Racism is also the way people think of Muslims as being a threat (yes there is a racial component to anti-Muslim bigotry; these bigots likely don’t have white Muslims in mind when they talk about the threat of Muslims and Islam).

Racism is also about the implicit racial biases that float around in the back of the minds of even those people who think they aren’t racist. These biases affect us on subconscious levels and can be difficult to detect, but they are there. Subconscious biases lead people to make snap judgments about others, such as when a woman clutches her purse as she walks past black people.

Racism is also respectability politics. African-Americans are routinely admonished to pull their pants up,

Racism is not over. It is still alive and well. It manifests in both subtle and overt ways and can be seen in individuals or institutions. It affects African-Americans, Asian-Americans, Latinos, and American Indians. While White Americans can be indirectly affected by racism (for instance, white friends or family members of PoC), they are not the target of it. It is American Indians, not White Americans, who are directly impacted by the continued refusal of the Washington Redskins’ owner to change the teams’ name.  It is Latinos and Hispanic-Americans, not White Americans, who have to deal with racist Sheriff Joe Arpaio. It is Asian-Americans, not White Americans, who face labor market discrimination.  It was African-Americans, not White Americans, who were horribly treated-for decades-by the racist Ferguson Police Department.  And rather than White Americans, it is African-Americans, Hispanic-Americans and Latinos, Asian-Americans, and American Indians who are routinely face discrimination at all levels in the motion picture film industry. As a White American, you do not get to decide when racism is over. You are not the target.

I hope the pushback you’ll inevitably receive prompts you to learn more about racism in the U.S.  There is a wealth of information available attesting to the continued existence of racism. That it permeates our culture is a fact. Unlike People of Color, that is a fact that you have the privilege of not acknowledging. As racism doesn’t affect your everyday life in any meaningful way, you don’t have to live with the daily realities faced by People of Color. By denying the existence of racism, you erase the stories of people across the country. And that in itself is racist.

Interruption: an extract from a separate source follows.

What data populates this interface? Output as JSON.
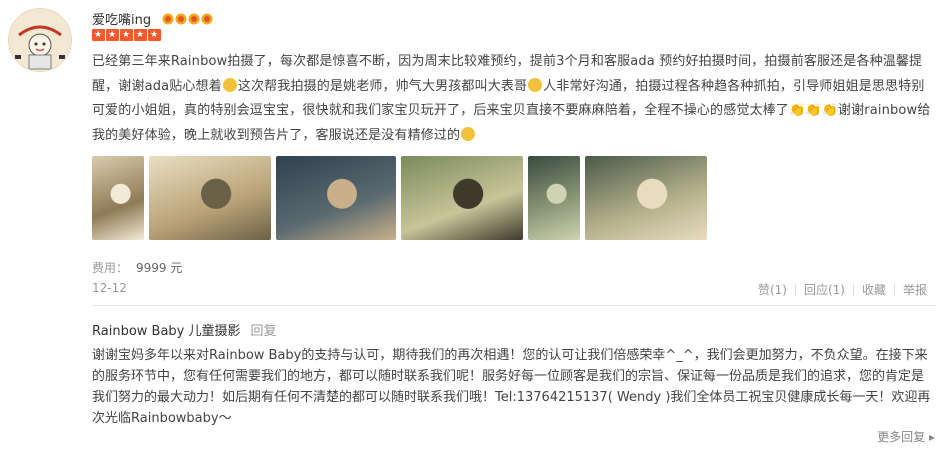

So was referring to your colleague as ‘colored’.

Sincerely,

A Person of Color who continues to be affected by racism

My response to Rep. Fiore (R-NV)

[White] Privilege has its benefits

One of those benefits is that you can be a camouflage wearing, air-gun toting, 13-year-old white male with a real gun holster and a real tactical knife, and you get to stay alive following an encounter with the police:

Officer Jason Shreves, a 10-year police veteran who spent five years on patrol in West Baltimore, was responding when he was flagged by a frantic woman in an SUV. Hurry, she said. There’s a man with a gun.

“This is about to get real,” Officer Shreves remembers thinking.

He turned a corner and saw someone dressed all in black and camouflage, carrying what looked like an AR-15 assault rife. He was wearing a ski mask and a holster with what looked like a hand gun in it.

“Drop the gun and get on the ground,” he shouted. He’d drawn his service weapon, a .40-caliber semi-automatic.

The suspect obeyed and was handcuffed.

But when the police officer took off the ski mask, he saw the frightened face of a 13-year-old boy. The teen had apparently been strutting around the neighborhood with all his Christmas stuff, an Airsoft rifle and an Airsoft pistol, both of which shoot plastic pellets.

And nobody died.

Nobody died because Officer Shreves gave the teen a chance to comply with his orders, rather than shooting him 2 seconds after exiting his police car. It’s a shame Tamir Rice didn’t get that same benefit. It’s almost as if white people are treated differently in the United States or something.

[White] Privilege has its benefits